WHAT TO WORK ON
The full listing, minus its pictures, should be printed again exactly as it stands.
━━━ RECORD SET ━━━
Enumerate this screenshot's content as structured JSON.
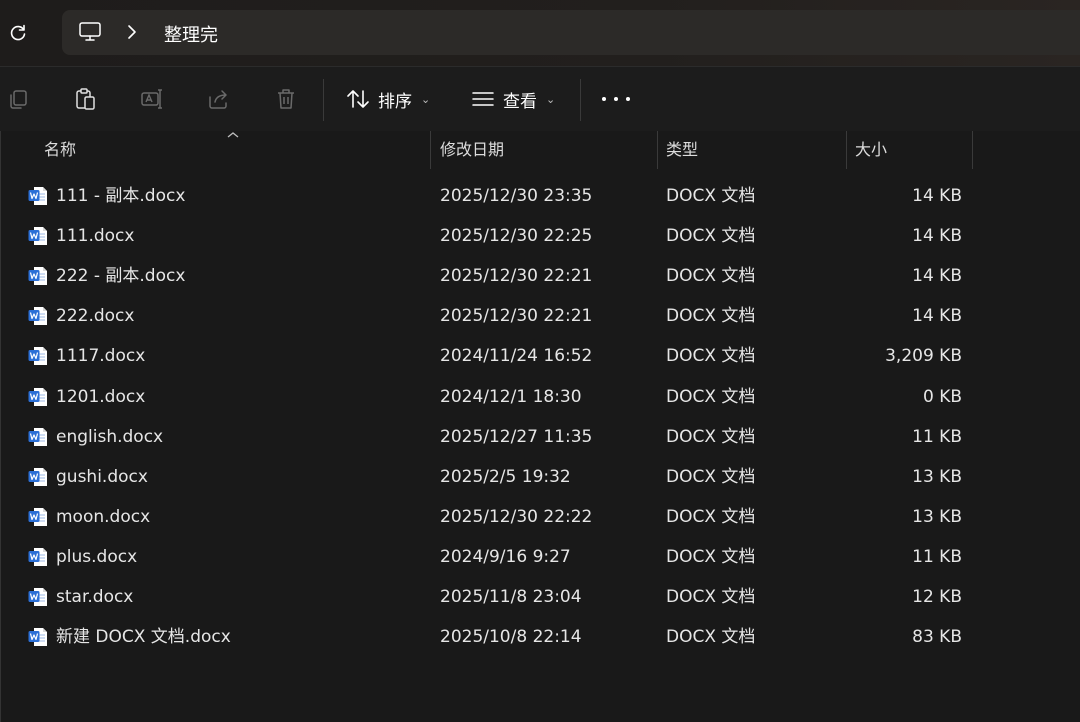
{
  "address": {
    "path_label": "整理完",
    "pc_icon": "monitor-icon",
    "separator_icon": "chevron-right-icon"
  },
  "toolbar": {
    "sort_label": "排序",
    "view_label": "查看",
    "icons": [
      "copy-icon",
      "paste-icon",
      "rename-icon",
      "share-icon",
      "delete-icon",
      "sort-icon",
      "view-icon",
      "more-icon"
    ]
  },
  "columns": {
    "name": "名称",
    "modified": "修改日期",
    "type": "类型",
    "size": "大小"
  },
  "files": [
    {
      "name": "111 - 副本.docx",
      "modified": "2025/12/30 23:35",
      "type": "DOCX 文档",
      "size": "14 KB"
    },
    {
      "name": "111.docx",
      "modified": "2025/12/30 22:25",
      "type": "DOCX 文档",
      "size": "14 KB"
    },
    {
      "name": "222 - 副本.docx",
      "modified": "2025/12/30 22:21",
      "type": "DOCX 文档",
      "size": "14 KB"
    },
    {
      "name": "222.docx",
      "modified": "2025/12/30 22:21",
      "type": "DOCX 文档",
      "size": "14 KB"
    },
    {
      "name": "1117.docx",
      "modified": "2024/11/24 16:52",
      "type": "DOCX 文档",
      "size": "3,209 KB"
    },
    {
      "name": "1201.docx",
      "modified": "2024/12/1 18:30",
      "type": "DOCX 文档",
      "size": "0 KB"
    },
    {
      "name": "english.docx",
      "modified": "2025/12/27 11:35",
      "type": "DOCX 文档",
      "size": "11 KB"
    },
    {
      "name": "gushi.docx",
      "modified": "2025/2/5 19:32",
      "type": "DOCX 文档",
      "size": "13 KB"
    },
    {
      "name": "moon.docx",
      "modified": "2025/12/30 22:22",
      "type": "DOCX 文档",
      "size": "13 KB"
    },
    {
      "name": "plus.docx",
      "modified": "2024/9/16 9:27",
      "type": "DOCX 文档",
      "size": "11 KB"
    },
    {
      "name": "star.docx",
      "modified": "2025/11/8 23:04",
      "type": "DOCX 文档",
      "size": "12 KB"
    },
    {
      "name": "新建 DOCX 文档.docx",
      "modified": "2025/10/8 22:14",
      "type": "DOCX 文档",
      "size": "83 KB"
    }
  ],
  "colors": {
    "background": "#191919",
    "word_blue": "#2b6fd6",
    "text": "#e6e6e6"
  }
}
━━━
RESULT
Enumerate this screenshot's content as structured JSON.
{
  "address": {
    "path_label": "整理完",
    "pc_icon": "monitor-icon",
    "separator_icon": "chevron-right-icon"
  },
  "toolbar": {
    "sort_label": "排序",
    "view_label": "查看",
    "icons": [
      "copy-icon",
      "paste-icon",
      "rename-icon",
      "share-icon",
      "delete-icon",
      "sort-icon",
      "view-icon",
      "more-icon"
    ]
  },
  "columns": {
    "name": "名称",
    "modified": "修改日期",
    "type": "类型",
    "size": "大小"
  },
  "files": [
    {
      "name": "111 - 副本.docx",
      "modified": "2025/12/30 23:35",
      "type": "DOCX 文档",
      "size": "14 KB"
    },
    {
      "name": "111.docx",
      "modified": "2025/12/30 22:25",
      "type": "DOCX 文档",
      "size": "14 KB"
    },
    {
      "name": "222 - 副本.docx",
      "modified": "2025/12/30 22:21",
      "type": "DOCX 文档",
      "size": "14 KB"
    },
    {
      "name": "222.docx",
      "modified": "2025/12/30 22:21",
      "type": "DOCX 文档",
      "size": "14 KB"
    },
    {
      "name": "1117.docx",
      "modified": "2024/11/24 16:52",
      "type": "DOCX 文档",
      "size": "3,209 KB"
    },
    {
      "name": "1201.docx",
      "modified": "2024/12/1 18:30",
      "type": "DOCX 文档",
      "size": "0 KB"
    },
    {
      "name": "english.docx",
      "modified": "2025/12/27 11:35",
      "type": "DOCX 文档",
      "size": "11 KB"
    },
    {
      "name": "gushi.docx",
      "modified": "2025/2/5 19:32",
      "type": "DOCX 文档",
      "size": "13 KB"
    },
    {
      "name": "moon.docx",
      "modified": "2025/12/30 22:22",
      "type": "DOCX 文档",
      "size": "13 KB"
    },
    {
      "name": "plus.docx",
      "modified": "2024/9/16 9:27",
      "type": "DOCX 文档",
      "size": "11 KB"
    },
    {
      "name": "star.docx",
      "modified": "2025/11/8 23:04",
      "type": "DOCX 文档",
      "size": "12 KB"
    },
    {
      "name": "新建 DOCX 文档.docx",
      "modified": "2025/10/8 22:14",
      "type": "DOCX 文档",
      "size": "83 KB"
    }
  ],
  "colors": {
    "background": "#191919",
    "word_blue": "#2b6fd6",
    "text": "#e6e6e6"
  }
}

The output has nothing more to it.